Ironically, then, some positive emotions can de-emphasize themselves, which is good, because emotions in general are situation-dependent, fickle, and therefore unreliable indicators of your overall well-being.
What you can do
It couldn’t hurt to try to take advantage of these mechanisms. For starters, since high approach-motivated positive emotions maximize your ability to concentrate and take careful action, the Japanese researchers wonder whether the use of baby animal pictures could be helpful in office environments, to stimulate more focus and careful effort on the work at hand. Also, whether they might aid in improving driver safety.
An interesting idea, this. Until your local municipality catches up to the science and erects billboards of kittens along the roadway, you could try taping a baby animal picture to your dashboard, to gaze upon at red lights. Or perhaps to the workbench where you build your model ships. Like I said, it couldn’t hurt.
Conversely, you can use your less approach-motivated, more passive positive emotional states and the broader, more flexible cognitive functions they engender to reinforce each other and help you achieve higher and higher levels of life satisfaction.
At those times, your broad scope of perception and thought/action options provides the perfect environment for creative thought, problem-solving, and generally being more flexible in your approach to things.
Try capitalizing on the afterglow of your successes, or those times when you’re feeling particularly serene, or happy from seeing a good comedy. Those are the times when your brain is optimized for contemplating your life, appreciating what you have, and considering what you’d like to have.
They are good times to pick up the phone and connect with a loved one or give some thought to a life change you’ve been kicking around. Also, to reflect upon the factors of your life that provide meaning.
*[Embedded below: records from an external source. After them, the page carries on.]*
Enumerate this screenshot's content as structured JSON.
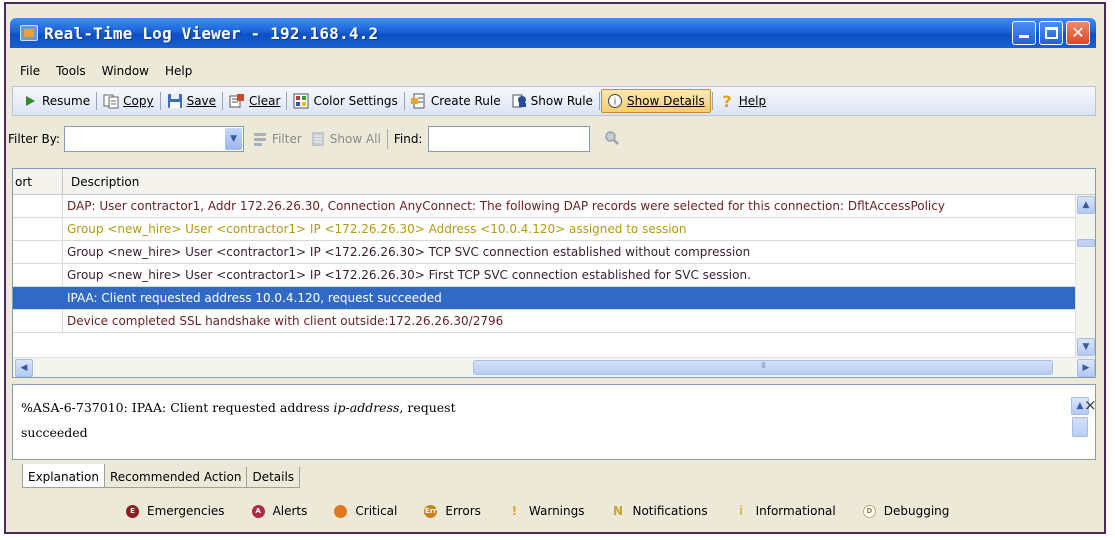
{
  "window": {
    "title": "Real-Time Log Viewer - 192.168.4.2"
  },
  "menu": [
    "File",
    "Tools",
    "Window",
    "Help"
  ],
  "toolbar": {
    "resume": "Resume",
    "copy": "Copy",
    "save": "Save",
    "clear": "Clear",
    "color_settings": "Color Settings",
    "create_rule": "Create Rule",
    "show_rule": "Show Rule",
    "show_details": "Show Details",
    "help": "Help"
  },
  "filter": {
    "label": "Filter By:",
    "value": "",
    "filter_button": "Filter",
    "show_all_button": "Show All",
    "find_label": "Find:",
    "find_value": ""
  },
  "grid": {
    "columns": [
      "ort",
      "Description"
    ],
    "rows": [
      {
        "description": "DAP: User contractor1, Addr 172.26.26.30, Connection AnyConnect: The following DAP records were selected for this connection: DfltAccessPolicy",
        "color": "#6b1f1f"
      },
      {
        "description": "Group <new_hire> User <contractor1> IP <172.26.26.30> Address <10.0.4.120> assigned to session",
        "color": "#b59a10"
      },
      {
        "description": "Group <new_hire> User <contractor1> IP <172.26.26.30> TCP SVC connection established without compression",
        "color": "#3a1e2e"
      },
      {
        "description": "Group <new_hire> User <contractor1> IP <172.26.26.30> First TCP SVC connection established for SVC session.",
        "color": "#3a1e2e"
      },
      {
        "description": "IPAA: Client requested address 10.0.4.120, request succeeded",
        "color": "#ffffff",
        "selected": true
      },
      {
        "description": "Device completed SSL handshake with client outside:172.26.26.30/2796",
        "color": "#6b1f1f"
      }
    ]
  },
  "details": {
    "line1_prefix": "%ASA-6-737010: IPAA: Client requested address ",
    "line1_var": "ip-address",
    "line1_suffix": ", request",
    "line2": "succeeded",
    "close": "×"
  },
  "tabs": [
    "Explanation",
    "Recommended Action",
    "Details"
  ],
  "active_tab": "Explanation",
  "legend": [
    {
      "label": "Emergencies",
      "color": "#8b1e1e",
      "icon": "E"
    },
    {
      "label": "Alerts",
      "color": "#b02a45",
      "icon": "A"
    },
    {
      "label": "Critical",
      "color": "#e07820",
      "icon": ""
    },
    {
      "label": "Errors",
      "color": "#c8821e",
      "icon": "Err"
    },
    {
      "label": "Warnings",
      "color": "#d6a81a",
      "icon": "!"
    },
    {
      "label": "Notifications",
      "color": "#c9a52a",
      "icon": "N"
    },
    {
      "label": "Informational",
      "color": "#d8c050",
      "icon": "i"
    },
    {
      "label": "Debugging",
      "color": "#b9a86a",
      "icon": "D"
    }
  ]
}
Look in the places that are on the periphery when you’re more narrowly focused on your day-to-day crises, and allow yourself to relish what you find. The more you do that, the more readily you’ll be able remember them when things aren’t so rosy.**
* Mindfulness meditation practice also involves broadening your receptivity, so it can provide some of these meaning-making benefits, too.
** In the interest of helping you to focus on the article (and for your viewing pleasure), I've provided a variety of baby animal pictures. You should now be primed for some detail-oriented work.